Why Business Capabilities Are Key in Business Architecture

Aug 4, 2021
Written by
Marc Lankhorst
Marc Lankhorst
Sven van Dijk
Sven van Dijk

Why Business Capabilities Are Key in Business Architecture

In recent years, we have produced numerous blog posts, whitepapers, and webinars on the topic of business capabilities and capability-based planning. With this new blog series, we want to take you through this subject step-by-step and help you understand and apply this somewhat elusive concept of ‘capability’.

We don’t want to start bombarding you with definitions (although we will discuss the definition of this capability concept in a next instalment in this series), but let’s first have a look at some key challenges we see in our customer organizations.

Key Challenges

Many organizations struggle to make optimal strategic decisions, because they lack an understanding of the ‘big picture’ of their enterprise. They have challenges like:

  • It is difficult to assess global performance, rather than performance of local businesses and applications: Businesses often find it difficult to get an enterprise-wide perspective on business performance. An enterprise is made up of people, processes, information, and technology (both IT and operational), but it is often unclear how these assets contribute to business goals. This lack of alignment makes it difficult to assess performance of the organization against the strategic goals of the business at a global level.
  • Budgets are not unlimited and multiple initiatives compete for those budgets: Prioritizing investments is a complex task. Portfolios are often crowded with initiatives competing for limited budget, so how do we decide which initiatives will contribute the most to strategic goals? All too often, portfolio management is ‘decibel-driven’, where those with the loudest voices will get their projects approved.
  • Outcomes of individual projects do not always support common business goals: There are many change initiatives taking place at the same time, often executed using agile approaches, mostly in a fairly independent way. How do we make sure these initiatives stay aligned in with the goals of the business?

Business Architecture to the Rescue

As an architect or designer, you will of course know that any good design starts with the why, the purpose and desired effects of what you design. In designing enterprises, this purpose is captured in things like its mission statement and in its business model, in terms of e.g. the customers it serves and the value it offers them.

Next, you look at what your enterprise can or must do to achieve those effects. And only then will you design how you are going to do that. You don’t want to get bogged down in organizational or technical details when trying to understand what an enterprise does for its customers, for instance.

Designing this ‘what’ of enterprises is where the discipline of business architecture comes in. Business architecture has several important contributions to make:

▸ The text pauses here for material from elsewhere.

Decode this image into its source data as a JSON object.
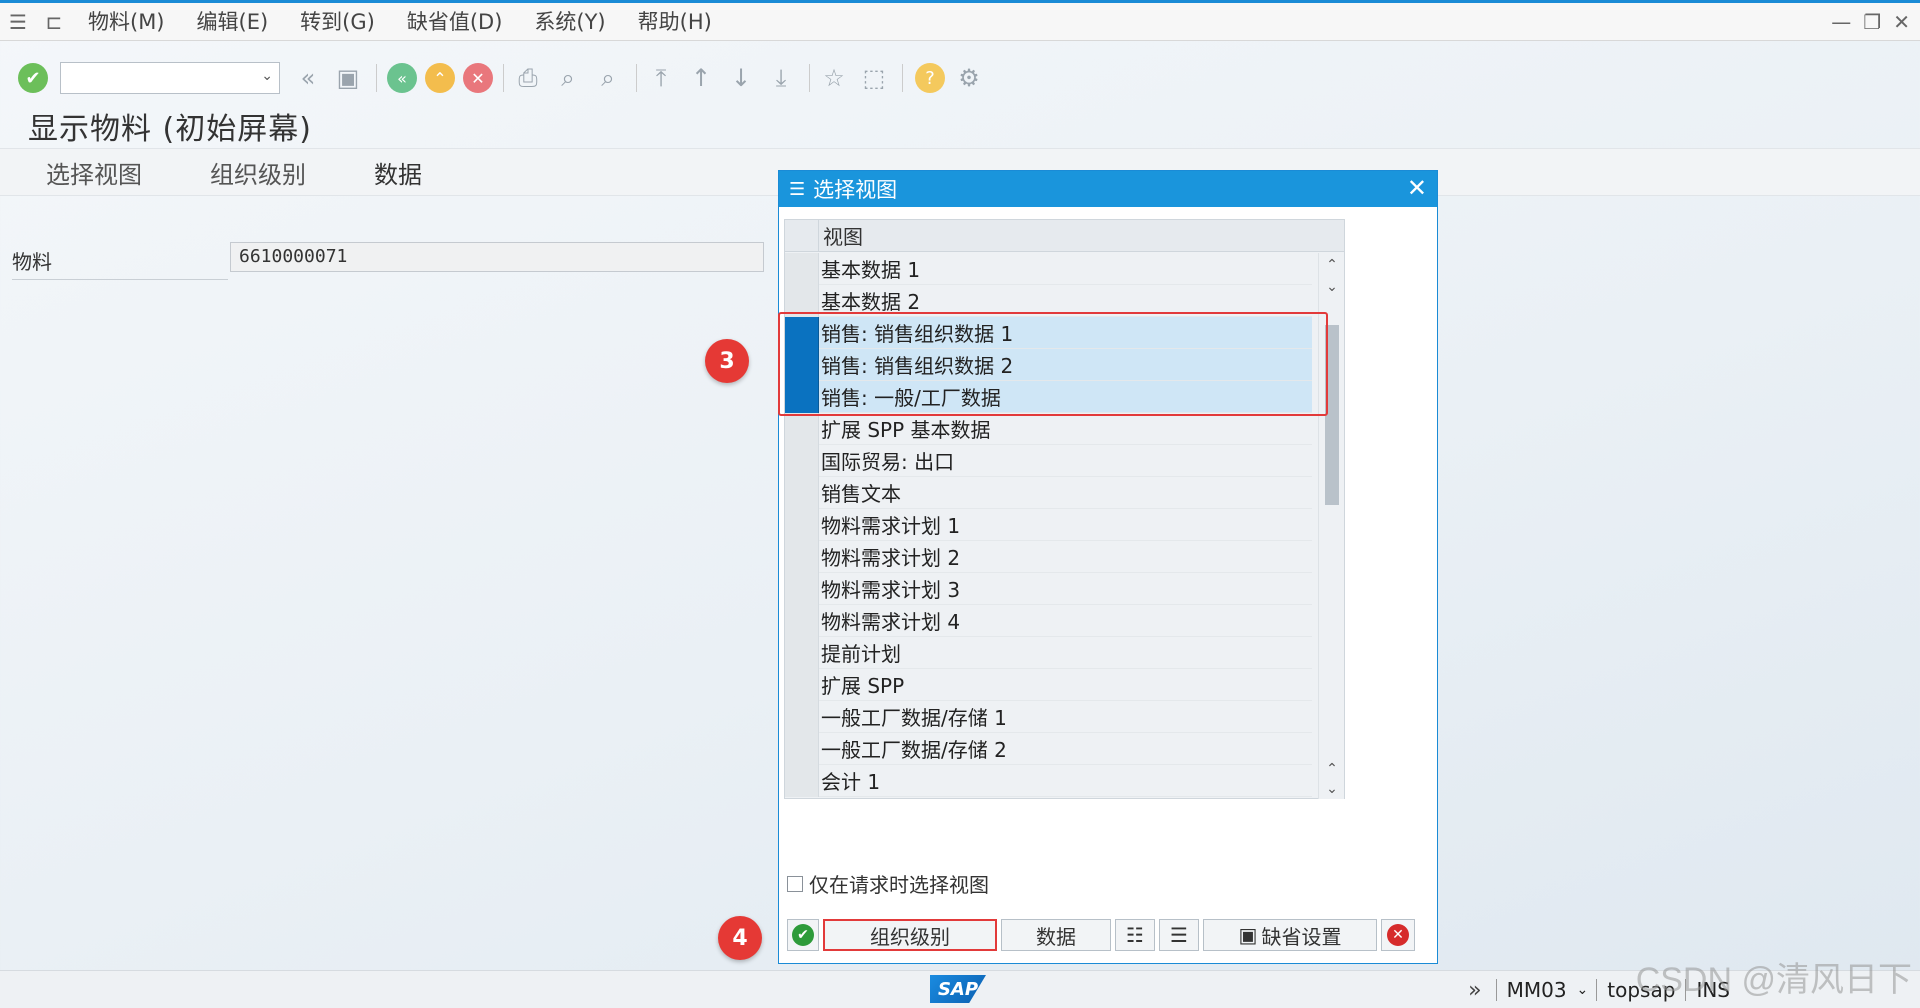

  • It lets you accurately describe what the organization does and how it functions. This creates a common understanding of the enterprise for business and IT stakeholders alike.
  • It supports the alignment of strategic objectives and tactical demands, ensuring optimal strategy execution.
  • It guides and informs senior management’s decision-making process and contributes to the enterprise’s long-term success.

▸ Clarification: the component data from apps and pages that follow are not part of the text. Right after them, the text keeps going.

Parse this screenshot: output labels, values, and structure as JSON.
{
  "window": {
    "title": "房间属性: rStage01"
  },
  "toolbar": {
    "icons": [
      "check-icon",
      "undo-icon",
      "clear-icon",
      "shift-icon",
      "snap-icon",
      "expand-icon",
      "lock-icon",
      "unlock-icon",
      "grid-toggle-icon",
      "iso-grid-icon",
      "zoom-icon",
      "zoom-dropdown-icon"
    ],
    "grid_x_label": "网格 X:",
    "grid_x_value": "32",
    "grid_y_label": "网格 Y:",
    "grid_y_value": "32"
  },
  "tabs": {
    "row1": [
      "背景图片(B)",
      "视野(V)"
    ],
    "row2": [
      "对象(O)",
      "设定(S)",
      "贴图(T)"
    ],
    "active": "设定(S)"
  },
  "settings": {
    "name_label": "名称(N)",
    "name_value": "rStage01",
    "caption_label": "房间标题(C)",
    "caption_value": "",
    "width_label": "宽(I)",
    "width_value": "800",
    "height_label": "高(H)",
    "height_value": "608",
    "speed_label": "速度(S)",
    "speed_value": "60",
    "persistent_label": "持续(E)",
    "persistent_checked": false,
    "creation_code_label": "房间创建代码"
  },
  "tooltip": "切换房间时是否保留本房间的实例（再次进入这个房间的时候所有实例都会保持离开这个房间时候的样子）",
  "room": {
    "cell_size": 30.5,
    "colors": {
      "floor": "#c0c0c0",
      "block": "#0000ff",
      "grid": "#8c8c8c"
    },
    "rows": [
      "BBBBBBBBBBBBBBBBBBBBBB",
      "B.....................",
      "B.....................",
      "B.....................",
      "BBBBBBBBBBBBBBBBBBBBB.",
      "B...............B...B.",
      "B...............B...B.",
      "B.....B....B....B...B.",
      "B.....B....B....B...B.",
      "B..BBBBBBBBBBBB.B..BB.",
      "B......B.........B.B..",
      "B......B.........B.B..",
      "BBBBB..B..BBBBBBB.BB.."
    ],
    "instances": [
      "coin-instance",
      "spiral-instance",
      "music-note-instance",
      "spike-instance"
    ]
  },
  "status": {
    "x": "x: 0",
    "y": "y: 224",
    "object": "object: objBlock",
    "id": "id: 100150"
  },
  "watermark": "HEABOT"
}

What is the ‘What’ of an Enterprise?

As mentioned, you need to understand and design what an enterprise can and must do to fulfil its mission, before diving into the organization structure, business processes, IT systems, and other implementation aspects. This provides the ‘big picture’ needed to deal with the challenges above: First, get away from organizational politics and technical limitations and look at the essence of what is needed.

This is where the concept of business capability comes in. Business capabilities are used to describe the abilities of an enterprise, i.e., what it is able to do, independent from implementation. Looking for example at a bank, there they do pretty much the same things today as they did 100 years ago. So you could say that the set of business capabilities is pretty much still the same. But how they do it is very differently today, especially the last few decades driven by technological advances.

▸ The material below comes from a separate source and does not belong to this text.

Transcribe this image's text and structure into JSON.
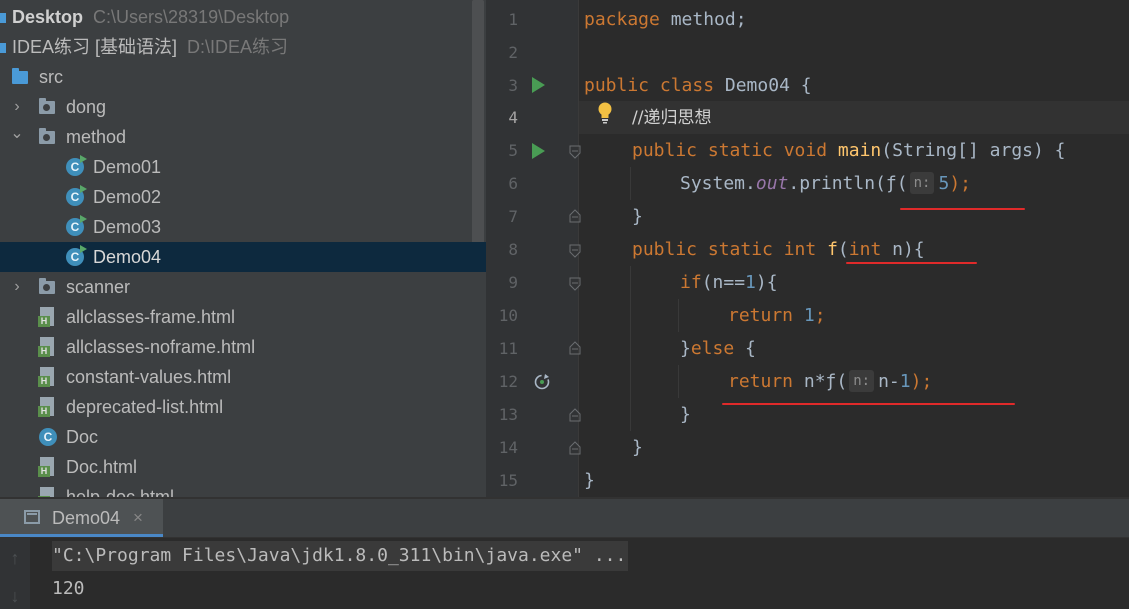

Moreover, you can use capabilities not only to describe what the enterprise does today, but also to design the abilities it needs to have tomorrow. And you might even discover new capabilities you didn’t even know your enterprise had. Maturing existing, or even building new capabilities is where the concept of capability-based planning comes in, and provides a structured, and balanced approach to support an organizations strategic planning cycle.

Metro – map

This differentiates business capabilities from concepts like ‘business function’ which is more focused on day-to-day operations, on what the enterprise does rather than what the enterprise can do (or can do better); what it can do of course includes what it does today, but it also describes its potential. This is what makes it especially relevant in strategic discussions.

The Concept of Business Capabilities is Cross-functional and Cross-organizational

Capabilities are not tied to specific departments, functions, or roles in the organization. Rather, what gives you a capability is the combination of various people, processes, technology, information, and other resources, from across the entire enterprise.

This also makes it a notion that is very much focused on collaboration. Different parts of the organization together provide your enterprise with its capabilities, and possibly this collaboration even stretches beyond the borders of the organization, including partners in its ecosystem.

In the next instalment in this series, we will look more closely at the capability concept, how it can be defined, and how it differs from other concepts in business and enterprise architecture. Stay tuned!

To learn more about business capabilities, download the Whitepaper: From Strategy to Execution with Capability-Based Planning.